The GAO study cited a number of “examples of Egypt’s support for US goals”, which included an Egyptian military hospital in the infamous Bagram Air Base in Afghanistan. The New York Times ran a report on Bagram in 2005 citing cases of Afghans tortured to death by American soldiers in the detention centre located inside the military air base. (The report didn’t mention the nationality of the patients who received medical treatment at the hospital.)
The Egyptian army’s dependence on US aid prevents it from being completely independent; Egypt’s adoption of US interests is in and of itself a goal behind the military aid, as spelled out in official US documents.
This situation could be explained during Mubarak’s reign by the US being able to put pressure on the ex-president using the reform card and hereditary succession issue. The revolution that toppled Mubarak is supposed to have neutralised this pressure point, and it is now clear, judging by Americans’ keenness on maintaining the flow of aid, that Egypt’s leverage is stronger than Egyptians think.
Some analysts are concerned that a cut in aid would affect the Egyptian army’s ability to confront external dangers, especially from Israel, but this concern is misplaced.
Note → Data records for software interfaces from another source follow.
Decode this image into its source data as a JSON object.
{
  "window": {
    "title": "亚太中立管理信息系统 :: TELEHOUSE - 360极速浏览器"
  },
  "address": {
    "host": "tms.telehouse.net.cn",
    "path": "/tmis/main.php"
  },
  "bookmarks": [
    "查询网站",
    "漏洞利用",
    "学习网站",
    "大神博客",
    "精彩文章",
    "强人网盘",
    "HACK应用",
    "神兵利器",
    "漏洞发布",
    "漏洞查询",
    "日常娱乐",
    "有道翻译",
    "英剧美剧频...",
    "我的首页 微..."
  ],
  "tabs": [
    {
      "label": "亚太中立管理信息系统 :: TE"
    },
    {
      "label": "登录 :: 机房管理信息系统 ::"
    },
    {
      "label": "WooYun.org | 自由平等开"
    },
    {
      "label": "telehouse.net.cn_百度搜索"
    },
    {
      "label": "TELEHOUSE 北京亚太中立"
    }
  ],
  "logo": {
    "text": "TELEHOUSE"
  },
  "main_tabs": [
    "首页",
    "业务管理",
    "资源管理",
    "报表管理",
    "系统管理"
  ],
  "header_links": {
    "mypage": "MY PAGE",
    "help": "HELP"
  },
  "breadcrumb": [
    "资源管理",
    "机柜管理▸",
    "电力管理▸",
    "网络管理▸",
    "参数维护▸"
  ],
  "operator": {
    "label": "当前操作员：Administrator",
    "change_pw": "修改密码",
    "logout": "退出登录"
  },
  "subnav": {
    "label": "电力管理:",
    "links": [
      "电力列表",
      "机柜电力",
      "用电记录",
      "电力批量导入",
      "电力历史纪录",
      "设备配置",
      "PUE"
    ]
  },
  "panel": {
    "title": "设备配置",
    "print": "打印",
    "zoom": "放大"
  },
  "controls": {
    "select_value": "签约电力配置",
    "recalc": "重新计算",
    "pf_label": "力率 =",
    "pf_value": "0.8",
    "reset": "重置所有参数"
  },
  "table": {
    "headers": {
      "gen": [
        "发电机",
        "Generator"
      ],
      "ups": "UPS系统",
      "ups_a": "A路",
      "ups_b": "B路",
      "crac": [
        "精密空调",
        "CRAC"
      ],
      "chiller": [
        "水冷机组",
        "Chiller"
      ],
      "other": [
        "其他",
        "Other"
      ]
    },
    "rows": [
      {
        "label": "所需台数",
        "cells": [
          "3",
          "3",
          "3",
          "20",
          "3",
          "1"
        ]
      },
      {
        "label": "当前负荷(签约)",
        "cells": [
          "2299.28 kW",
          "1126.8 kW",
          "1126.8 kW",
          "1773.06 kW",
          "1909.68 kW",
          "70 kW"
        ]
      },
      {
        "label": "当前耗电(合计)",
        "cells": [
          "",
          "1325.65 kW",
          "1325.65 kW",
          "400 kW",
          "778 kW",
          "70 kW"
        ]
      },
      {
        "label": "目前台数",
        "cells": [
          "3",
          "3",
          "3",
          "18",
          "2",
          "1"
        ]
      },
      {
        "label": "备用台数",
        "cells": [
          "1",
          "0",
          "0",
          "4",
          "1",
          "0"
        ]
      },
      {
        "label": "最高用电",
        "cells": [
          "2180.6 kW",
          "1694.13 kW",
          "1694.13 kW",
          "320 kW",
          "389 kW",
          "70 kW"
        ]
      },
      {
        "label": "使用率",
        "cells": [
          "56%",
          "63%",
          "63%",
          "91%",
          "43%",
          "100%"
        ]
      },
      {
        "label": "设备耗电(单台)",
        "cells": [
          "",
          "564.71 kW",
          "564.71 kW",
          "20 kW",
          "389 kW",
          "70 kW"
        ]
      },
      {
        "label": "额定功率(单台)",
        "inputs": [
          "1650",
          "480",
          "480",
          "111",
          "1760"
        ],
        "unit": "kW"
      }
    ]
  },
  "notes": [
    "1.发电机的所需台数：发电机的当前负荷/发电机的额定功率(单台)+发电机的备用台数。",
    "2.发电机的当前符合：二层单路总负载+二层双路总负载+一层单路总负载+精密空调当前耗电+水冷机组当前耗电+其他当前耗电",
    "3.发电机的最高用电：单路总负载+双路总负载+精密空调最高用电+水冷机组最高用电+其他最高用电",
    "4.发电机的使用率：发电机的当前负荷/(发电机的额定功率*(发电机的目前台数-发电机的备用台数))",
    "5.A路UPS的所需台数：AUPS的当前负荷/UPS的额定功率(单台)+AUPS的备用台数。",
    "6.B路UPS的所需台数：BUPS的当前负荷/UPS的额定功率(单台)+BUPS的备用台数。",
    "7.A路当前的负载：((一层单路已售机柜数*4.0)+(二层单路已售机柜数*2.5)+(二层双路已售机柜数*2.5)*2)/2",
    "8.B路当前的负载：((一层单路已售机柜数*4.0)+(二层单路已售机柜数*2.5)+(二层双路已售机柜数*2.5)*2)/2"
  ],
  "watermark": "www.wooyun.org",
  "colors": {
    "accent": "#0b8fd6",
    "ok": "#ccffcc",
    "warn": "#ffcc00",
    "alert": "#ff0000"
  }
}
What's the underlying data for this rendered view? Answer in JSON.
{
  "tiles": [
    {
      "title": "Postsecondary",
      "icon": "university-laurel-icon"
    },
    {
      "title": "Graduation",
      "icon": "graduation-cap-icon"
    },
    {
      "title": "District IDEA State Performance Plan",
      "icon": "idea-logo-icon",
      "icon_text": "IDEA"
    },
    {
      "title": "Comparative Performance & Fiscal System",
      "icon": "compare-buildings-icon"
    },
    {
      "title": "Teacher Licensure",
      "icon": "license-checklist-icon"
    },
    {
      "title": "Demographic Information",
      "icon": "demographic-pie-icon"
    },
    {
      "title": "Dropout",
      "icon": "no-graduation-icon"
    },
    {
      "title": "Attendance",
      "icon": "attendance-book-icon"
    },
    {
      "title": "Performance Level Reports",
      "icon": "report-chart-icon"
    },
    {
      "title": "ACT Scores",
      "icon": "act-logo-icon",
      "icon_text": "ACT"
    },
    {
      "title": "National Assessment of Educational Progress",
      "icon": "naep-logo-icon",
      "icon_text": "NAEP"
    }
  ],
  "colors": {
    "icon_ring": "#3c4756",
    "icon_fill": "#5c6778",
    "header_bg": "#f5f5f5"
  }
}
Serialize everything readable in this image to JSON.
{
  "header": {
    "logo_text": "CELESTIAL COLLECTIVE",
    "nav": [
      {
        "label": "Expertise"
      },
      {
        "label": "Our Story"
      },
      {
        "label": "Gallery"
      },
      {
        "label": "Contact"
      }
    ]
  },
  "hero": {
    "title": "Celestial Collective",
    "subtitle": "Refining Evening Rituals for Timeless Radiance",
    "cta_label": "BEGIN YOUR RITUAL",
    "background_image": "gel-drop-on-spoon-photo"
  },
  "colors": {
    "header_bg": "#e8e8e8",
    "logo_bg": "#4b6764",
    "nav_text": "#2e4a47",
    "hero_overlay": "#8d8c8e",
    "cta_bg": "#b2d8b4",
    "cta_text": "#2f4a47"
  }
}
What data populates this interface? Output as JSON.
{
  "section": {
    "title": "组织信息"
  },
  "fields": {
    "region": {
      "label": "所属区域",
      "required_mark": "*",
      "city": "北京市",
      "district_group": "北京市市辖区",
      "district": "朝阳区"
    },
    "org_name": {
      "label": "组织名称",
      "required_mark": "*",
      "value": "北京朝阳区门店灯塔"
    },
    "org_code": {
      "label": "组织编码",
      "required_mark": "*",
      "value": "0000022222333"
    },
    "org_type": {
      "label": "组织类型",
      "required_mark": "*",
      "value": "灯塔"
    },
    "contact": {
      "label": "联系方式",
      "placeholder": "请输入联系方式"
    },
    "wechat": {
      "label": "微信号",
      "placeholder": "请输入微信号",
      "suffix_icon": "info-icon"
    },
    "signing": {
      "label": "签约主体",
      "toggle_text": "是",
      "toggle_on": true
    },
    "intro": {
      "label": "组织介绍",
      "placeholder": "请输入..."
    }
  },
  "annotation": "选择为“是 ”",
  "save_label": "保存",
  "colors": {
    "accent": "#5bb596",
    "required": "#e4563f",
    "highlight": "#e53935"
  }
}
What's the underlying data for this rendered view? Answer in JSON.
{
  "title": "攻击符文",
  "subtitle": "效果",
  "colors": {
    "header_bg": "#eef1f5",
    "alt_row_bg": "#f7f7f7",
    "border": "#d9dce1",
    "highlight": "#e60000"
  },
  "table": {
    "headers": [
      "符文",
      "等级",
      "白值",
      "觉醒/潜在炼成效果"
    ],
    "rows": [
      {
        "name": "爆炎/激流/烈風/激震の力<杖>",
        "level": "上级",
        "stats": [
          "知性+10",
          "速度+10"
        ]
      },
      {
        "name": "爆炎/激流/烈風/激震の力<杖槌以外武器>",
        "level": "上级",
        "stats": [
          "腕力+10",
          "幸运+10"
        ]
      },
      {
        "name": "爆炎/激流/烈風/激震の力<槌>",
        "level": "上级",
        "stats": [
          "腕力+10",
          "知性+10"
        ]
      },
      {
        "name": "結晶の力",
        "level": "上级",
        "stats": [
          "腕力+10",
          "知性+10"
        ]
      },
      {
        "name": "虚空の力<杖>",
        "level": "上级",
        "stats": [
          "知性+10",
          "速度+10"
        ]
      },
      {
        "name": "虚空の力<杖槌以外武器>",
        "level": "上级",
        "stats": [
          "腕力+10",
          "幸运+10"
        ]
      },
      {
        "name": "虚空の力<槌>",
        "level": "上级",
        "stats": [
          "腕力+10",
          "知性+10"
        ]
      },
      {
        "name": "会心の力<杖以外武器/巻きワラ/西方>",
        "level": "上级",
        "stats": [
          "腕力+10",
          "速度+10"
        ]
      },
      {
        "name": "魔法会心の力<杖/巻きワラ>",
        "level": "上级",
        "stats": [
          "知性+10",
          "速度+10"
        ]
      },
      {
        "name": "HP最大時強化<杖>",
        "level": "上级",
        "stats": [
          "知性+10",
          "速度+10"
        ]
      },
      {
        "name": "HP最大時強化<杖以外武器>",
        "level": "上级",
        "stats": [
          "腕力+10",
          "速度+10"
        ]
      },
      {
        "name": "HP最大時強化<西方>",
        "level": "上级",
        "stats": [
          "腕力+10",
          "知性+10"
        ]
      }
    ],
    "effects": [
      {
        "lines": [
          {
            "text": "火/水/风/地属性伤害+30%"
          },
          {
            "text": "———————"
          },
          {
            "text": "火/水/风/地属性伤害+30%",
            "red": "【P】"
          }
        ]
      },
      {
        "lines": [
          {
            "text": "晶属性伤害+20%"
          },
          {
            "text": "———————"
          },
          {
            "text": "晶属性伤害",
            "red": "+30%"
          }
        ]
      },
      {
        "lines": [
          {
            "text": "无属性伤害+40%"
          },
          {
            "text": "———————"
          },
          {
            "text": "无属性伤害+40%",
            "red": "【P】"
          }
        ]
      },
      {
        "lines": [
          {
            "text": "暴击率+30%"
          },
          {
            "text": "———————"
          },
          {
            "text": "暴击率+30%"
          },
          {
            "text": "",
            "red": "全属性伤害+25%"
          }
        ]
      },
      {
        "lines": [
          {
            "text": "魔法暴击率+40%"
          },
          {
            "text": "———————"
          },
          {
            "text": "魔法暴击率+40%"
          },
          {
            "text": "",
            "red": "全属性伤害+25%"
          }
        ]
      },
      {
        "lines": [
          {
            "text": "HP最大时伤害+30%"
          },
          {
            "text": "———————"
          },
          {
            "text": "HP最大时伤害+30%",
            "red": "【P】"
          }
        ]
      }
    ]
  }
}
Egypt is not at war with Israel; rather, the two countries seek to avoid such a war. The evidence is that Israelis expressed serious worries about the controversy sparked in Egypt over possible peace treaty amendments post-revolution.
That point aside, US military aid to Israel outmatches that given to Egypt. US legislation insists on Israel being able to maintain a “military qualitative edge”; it is illegal for the US to sell to any country in the Middle East weapons that are more advanced than those which Israel gets. Thus, the weaponry ensured to the Egyptian army by US aid does not guarantee that Egypt will be protected against Israel. This requires Egyptians to examine the possibility of alternatives to guarantee Egypt’s real ability to protect its borders and preserve the independence of its policies.
One such alternative is to purchase weapons from other markets and diversify its weapons base. Egypt could continue to buy weapons from the same American suppliers as at present, even without US aid to pay for them; the arms manufacturers have enough influence over Congress to go on selling arms to Egypt if Washington did decide to cut aid for whatever reason.
Whether or not Israel poses a real threat to Egypt, US military aid does not guarantee Egyptian security. And no matter how beneficial the aid is, it is not healthy for Egypt to be so dependent on the United States forever. In the long run, Egypt must aim at enhancing its own military-industrial complex, which is already the strongest in the Arab world according to Global Security, a think tank specialising in military issues. Post-Mubarak, Cairo has a real opportunity to do just that.
Sara Khorshid is an Egyptian journalist. This article was first published in Arabic in Shorouk, 2/11/2011
The views expressed in this article belong to the author and do not necessarily reflect the editorial policy of Middle East Monitor.